◆ **Dataset extract**:
━━━━━━━━

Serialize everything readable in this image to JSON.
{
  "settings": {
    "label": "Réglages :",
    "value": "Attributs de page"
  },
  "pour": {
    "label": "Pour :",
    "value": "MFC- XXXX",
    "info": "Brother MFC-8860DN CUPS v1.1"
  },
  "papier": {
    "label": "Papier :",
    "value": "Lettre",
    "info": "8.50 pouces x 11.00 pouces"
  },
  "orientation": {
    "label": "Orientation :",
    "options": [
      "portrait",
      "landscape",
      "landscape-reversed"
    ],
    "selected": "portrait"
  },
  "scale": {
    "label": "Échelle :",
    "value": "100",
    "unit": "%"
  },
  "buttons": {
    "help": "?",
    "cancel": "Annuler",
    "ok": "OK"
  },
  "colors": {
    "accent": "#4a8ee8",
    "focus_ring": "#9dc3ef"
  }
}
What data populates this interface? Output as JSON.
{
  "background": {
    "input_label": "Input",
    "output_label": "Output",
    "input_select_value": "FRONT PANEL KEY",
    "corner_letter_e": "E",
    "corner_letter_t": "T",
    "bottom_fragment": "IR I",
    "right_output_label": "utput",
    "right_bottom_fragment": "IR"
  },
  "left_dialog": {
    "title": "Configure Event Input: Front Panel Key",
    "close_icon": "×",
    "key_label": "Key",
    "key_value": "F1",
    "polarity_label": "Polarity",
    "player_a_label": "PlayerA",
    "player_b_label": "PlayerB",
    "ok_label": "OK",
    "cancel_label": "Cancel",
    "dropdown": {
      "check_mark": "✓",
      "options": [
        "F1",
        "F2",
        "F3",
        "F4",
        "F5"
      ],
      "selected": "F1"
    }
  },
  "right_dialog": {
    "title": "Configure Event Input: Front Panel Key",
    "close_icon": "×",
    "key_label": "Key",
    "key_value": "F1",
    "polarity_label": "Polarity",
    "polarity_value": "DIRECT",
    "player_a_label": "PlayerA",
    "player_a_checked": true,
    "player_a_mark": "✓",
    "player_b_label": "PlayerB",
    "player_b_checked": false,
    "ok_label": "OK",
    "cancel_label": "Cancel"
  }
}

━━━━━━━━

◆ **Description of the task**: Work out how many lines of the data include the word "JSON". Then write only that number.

◆ **Response below**: 2